As the parent of an almost teenager I would say you are wrong. My kids will have a great work ethic, about things they enjoy. Obviously not everyone has the same interests.
For me, when I took programming courses in highschool, it made me realize how meticulous you would have to be to do it correctly. I would spend hours hunting down syntax errors (no internet back then) only to find out i put a comma in the wrong place. Math, I never knew why you would need it because we had computers and calculators. The theory was interesting but repetition - hell thats why we developed computers! to do the same low level repetative tasks over and over.
I loved taking apart computers, electronics, cars, etc and could do it for hours at a time, and I still do. So its not necessarily laziness. I just didnt see the point of doing the same math problems over and over when a computer could do the same operation a million times faster.
tldr, everyones interests are different, even "lazy" teenagers.
"So [outsourcing to the cloud is] like having the worldâ(TM)s best expert hired on to your team just managing your particular system. "
No, its more like having the cheapest possible person from the cheapest possible country, reading scripts and excerpts from manuals back to you while being oh so polite about it. And then after your 2 hour phone call, blaming any other vendor or technology you are using which *must* be the cause of all the problems.
Surely its not their flawless product, which even though they are in tech support and must listen to peoples issues all day, has absolutely zero flaws they are willing to admit.
Fact, no one cares more about your data than you do. That ain't never going to change.
This interview transcript (cant watch, get player error) is laughably sparse on any real strategy except "outsource to us!". I feel dumber for having read it.
So how do you explain canada then? I converted our business to chip and pin 3 or so years ago. It was either that or be on the hook for more fees from the credit card company.

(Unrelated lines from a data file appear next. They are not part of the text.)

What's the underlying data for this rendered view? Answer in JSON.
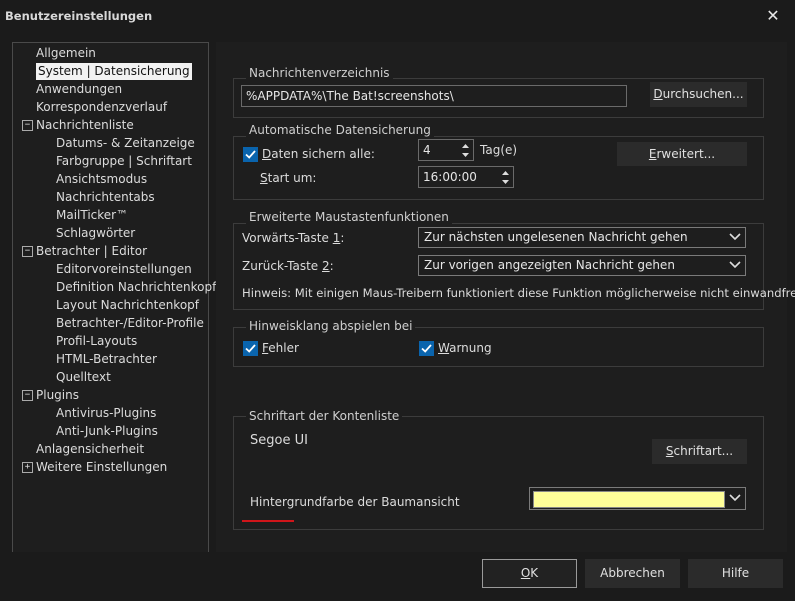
{
  "window": {
    "title": "Benutzereinstellungen",
    "close_glyph": "✕"
  },
  "tree": [
    {
      "label": "Allgemein",
      "level": 1
    },
    {
      "label": "System | Datensicherung",
      "level": 1,
      "selected": true
    },
    {
      "label": "Anwendungen",
      "level": 1
    },
    {
      "label": "Korrespondenzverlauf",
      "level": 1
    },
    {
      "label": "Nachrichtenliste",
      "level": 1,
      "expander": "−"
    },
    {
      "label": "Datums- & Zeitanzeige",
      "level": 2
    },
    {
      "label": "Farbgruppe | Schriftart",
      "level": 2
    },
    {
      "label": "Ansichtsmodus",
      "level": 2
    },
    {
      "label": "Nachrichtentabs",
      "level": 2
    },
    {
      "label": "MailTicker™",
      "level": 2
    },
    {
      "label": "Schlagwörter",
      "level": 2
    },
    {
      "label": "Betrachter | Editor",
      "level": 1,
      "expander": "−"
    },
    {
      "label": "Editorvoreinstellungen",
      "level": 2
    },
    {
      "label": "Definition Nachrichtenkopf",
      "level": 2
    },
    {
      "label": "Layout Nachrichtenkopf",
      "level": 2
    },
    {
      "label": "Betrachter-/Editor-Profile",
      "level": 2
    },
    {
      "label": "Profil-Layouts",
      "level": 2
    },
    {
      "label": "HTML-Betrachter",
      "level": 2
    },
    {
      "label": "Quelltext",
      "level": 2
    },
    {
      "label": "Plugins",
      "level": 1,
      "expander": "−"
    },
    {
      "label": "Antivirus-Plugins",
      "level": 2
    },
    {
      "label": "Anti-Junk-Plugins",
      "level": 2
    },
    {
      "label": "Anlagensicherheit",
      "level": 1
    },
    {
      "label": "Weitere Einstellungen",
      "level": 1,
      "expander": "+"
    }
  ],
  "msgdir": {
    "legend": "Nachrichtenverzeichnis",
    "path": "%APPDATA%\\The Bat!screenshots\\",
    "browse_label": "Durchsuchen..."
  },
  "backup": {
    "legend": "Automatische Datensicherung",
    "save_every_label": "Daten sichern alle:",
    "save_every_checked": true,
    "days_value": "4",
    "days_unit": "Tag(e)",
    "start_label": "Start um:",
    "start_time": "16:00:00",
    "advanced_label": "Erweitert..."
  },
  "mouse": {
    "legend": "Erweiterte Maustastenfunktionen",
    "forward_label": "Vorwärts-Taste 1:",
    "forward_value": "Zur nächsten ungelesenen Nachricht gehen",
    "back_label": "Zurück-Taste 2:",
    "back_value": "Zur vorigen angezeigten Nachricht gehen",
    "hint": "Hinweis: Mit einigen Maus-Treibern funktioniert diese Funktion möglicherweise nicht einwandfrei."
  },
  "sound": {
    "legend": "Hinweisklang abspielen bei",
    "error_label": "Fehler",
    "error_checked": true,
    "warning_label": "Warnung",
    "warning_checked": true
  },
  "font": {
    "legend": "Schriftart der Kontenliste",
    "current": "Segoe UI",
    "button_label": "Schriftart...",
    "bg_label": "Hintergrundfarbe der Baumansicht",
    "bg_color": "#ffff99"
  },
  "footer": {
    "ok": "OK",
    "cancel": "Abbrechen",
    "help": "Hilfe"
  },
  "colors": {
    "accent": "#0a64ad",
    "annotation_line": "#d0151a"
  }
}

Our payment processor issued us new pinpads, as all equipment is leased. Some older POS software had to be retrofitted. Took about 2 months of work for a medium business with about 15 tills and that includes all emails and vendors writing updates. The whole country did it pretty much at the same time a few years ago, so the vendors knew they would have to update or they would lose business.
Now here in canada, there is exactly 1 store that i frequent that does not have chip and pin. Sure it offloads the burden onto the customer, but generally if peoples cards are compromised, its because of some kind of skimming and camera going on, same as at ATMs. Based on the volume of fraud transactions, the bank generally knows about the fraud before you do and issues you another card.
Contrast that to my friend who got back from the states. He was on a 3 day trip, no one uses chip and pin down there and his card was almost immediately compromised (he thinks the cab company that he used). They called him on the second day asking him if he had made any large volume purchases in new york (he was in the south).
Looking backwards, it seems kind of ridiculous that a few scribbles were allowed to authenticate large financial transactions for so long. No one ever contests a signature. I have never seen it happen. A pin on the other hand is a pin. You either have it or you dont.